Personal Stories

An estimated 10 million Americans have essential tremor.

ET is not confined to the elderly. Children and middle-aged people can also have ET. No matter the age, people with ET lead active lives. They use their intellect, gifts, innate talent, and cultivated interests to make the most of their life. The IETF is proud to share their stories with you.

Service Dog Becomes Life-Changing Hero for Teen with Essential Tremor
August 11, 2022

Coping with ET, ET & Children, Personal Stories

It was the most meaningful gift Gracie Key has ever received. In 2019, her former teacher gave her a German Shepherd puppy named Saber. Saber became a “Life-Saber” for this Missouri teenager. Saber was not an ordinary pet. He was a service dog, trained to support individuals with disabilities. Gracie’s disability is essential tremor (ET). […]

ET Taught Me to Work Hard and Never Give Up
July 27, 2022

Personal Stories, Scholarships

Each semester, the IETF awards four $1,000 college scholarships to students who have essential tremor through its Catherine S. Rice Scholarship Fund. As part of the application process, students are asked to write an essay on the topic, “how essential tremor has affected my life.” The following essay is from one of our fall 2022 […]

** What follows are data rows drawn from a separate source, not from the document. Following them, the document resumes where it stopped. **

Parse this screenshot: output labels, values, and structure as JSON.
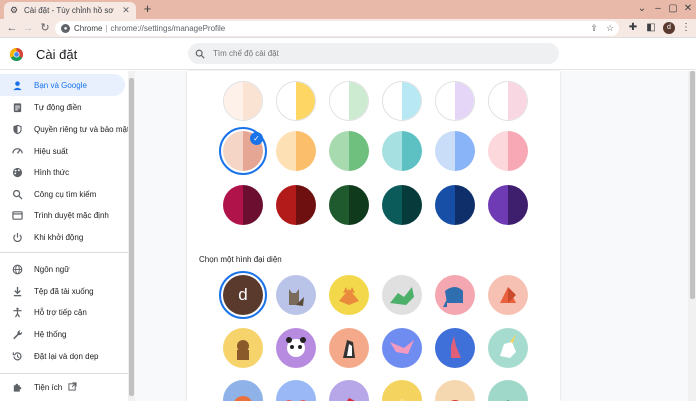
{
  "browser": {
    "tab_title": "Cài đặt - Tùy chỉnh hồ sơ",
    "site_label": "Chrome",
    "url": "chrome://settings/manageProfile",
    "profile_letter": "d"
  },
  "header": {
    "title": "Cài đặt",
    "search_placeholder": "Tìm chế độ cài đặt"
  },
  "sidebar": {
    "items": [
      {
        "label": "Bạn và Google",
        "icon": "person-icon",
        "active": true
      },
      {
        "label": "Tự động điền",
        "icon": "clipboard-icon"
      },
      {
        "label": "Quyền riêng tư và bảo mật",
        "icon": "shield-icon"
      },
      {
        "label": "Hiệu suất",
        "icon": "speed-icon"
      },
      {
        "label": "Hình thức",
        "icon": "palette-icon"
      },
      {
        "label": "Công cụ tìm kiếm",
        "icon": "search-icon"
      },
      {
        "label": "Trình duyệt mặc định",
        "icon": "browser-icon"
      },
      {
        "label": "Khi khởi động",
        "icon": "power-icon"
      },
      {
        "label": "Ngôn ngữ",
        "icon": "globe-icon"
      },
      {
        "label": "Tệp đã tải xuống",
        "icon": "download-icon"
      },
      {
        "label": "Hỗ trợ tiếp cận",
        "icon": "accessibility-icon"
      },
      {
        "label": "Hệ thống",
        "icon": "wrench-icon"
      },
      {
        "label": "Đặt lại và dọn dẹp",
        "icon": "reset-icon"
      },
      {
        "label": "Tiện ích",
        "icon": "puzzle-icon"
      }
    ]
  },
  "colors": {
    "accent": "#1a73e8",
    "swatch_rows": [
      [
        [
          "#fdf1ea",
          "#fbe3d4"
        ],
        [
          "#ffffff",
          "#fdd663"
        ],
        [
          "#ffffff",
          "#cdebd0"
        ],
        [
          "#ffffff",
          "#b9e8f5"
        ],
        [
          "#ffffff",
          "#e5d6f8"
        ],
        [
          "#ffffff",
          "#f8d7e2"
        ]
      ],
      [
        [
          "#f5d5c6",
          "#e5a793"
        ],
        [
          "#fde0b4",
          "#fbbf6b"
        ],
        [
          "#a8dab0",
          "#6fbf7e"
        ],
        [
          "#a7e0e0",
          "#5dc1c4"
        ],
        [
          "#c9dcf8",
          "#8ab4f8"
        ],
        [
          "#fcd8dd",
          "#f7a8b4"
        ]
      ],
      [
        [
          "#b0124a",
          "#6b0e30"
        ],
        [
          "#b31b1b",
          "#6e1010"
        ],
        [
          "#1e5a2e",
          "#0f3a1c"
        ],
        [
          "#0b5b5b",
          "#073b3b"
        ],
        [
          "#174ea6",
          "#0f2f6b"
        ],
        [
          "#6f3bb5",
          "#3d1f6e"
        ]
      ]
    ]
  },
  "avatars": {
    "section_label": "Chọn một hình đại diện"
  }
}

Essential Tremor Has Turned Me into a Problem Solver
June 29, 2022

Personal Stories, Scholarships

Each semester, the IETF awards four $1,000 college scholarships to students who have essential tremor through its Catherine S. Rice Scholarship Fund. As part of the application process, students are asked to write an essay on the topic, “how essential tremor has affected my life.” The following essay is from one of our fall 2022 […]

I Was Fighting an Invisible Enemy, and I Was Losing

Personal Stories, Scholarships

Each semester, the IETF awards four $1,000 college scholarships to students who have essential tremor through its Catherine S. Rice Scholarship Fund. As part of the application process, students are asked to write an essay on the topic, “how essential tremor has affected my life.” The following essay is from one of our fall 2022 […]

ET Has Taught Me about Self-Acceptance

Personal Stories, Scholarships

Each semester, the IETF awards four $1,000 college scholarships to students who have essential tremor through its Catherine S. Rice Scholarship Fund. As part of the application process, students are asked to write an essay on the topic, “how essential tremor has affected my life.” The following essay is from one of our fall 2022 […]

Smile and the World Smiles with You
June 7, 2022

Coping with ET, Personal Stories

Janet’s ET Story When I was a little girl, my dad introduced me to a beauty queen. (Her name was Ann Sidney). Dad was friends with her father. He knew it would be good for his shy, young daughter to meet this beautiful woman, who actually went on to become Miss World. Her body measurements […]

My ET is Not a Weakness
March 11, 2022

Personal Stories

Irem Sara’s Story My name is Sara. I’m 21 years old and I was diagnosed to essential tremor two years ago. The first time that I heard this I felt exhausted. The first medication I started caused complications with my heart. After I took my medicine, I was feeling like I was fighting with a […]

The Process of Accepting My ET Diagnosis
March 7, 2022

Personal Stories

Jennifer’s Story “You have essential tremor (ET). It’s a neurological movement disorder that has no cure, and is progressive.” This is what my doctor told me. How does one process that at 34 years old or at any age? The fact is it may take time. It has taken me two long months and hours […]

Accepting and Managing My ET

Personal Stories

Judy’s Story Sometime in the 1970s my sister asked me, “Why is your arm twitching?” Since I had always seen her as a bit of an alarmist, I shrugged it off and forgot about it. Whether that was a precursor to my essential tremor (ET) I would never know as I was not diagnosed for […]

Getting Used to the Stares

Personal Stories

Andrea’s Story My hands started to shake when I was in high school, earning me very colorful nicknames like “palsy” and “coke head.” I tried to laugh it off, making jokes and trying so hard to ignore the stares. As my disease progressed, small things became more difficult. But it wasn’t until I had kids […]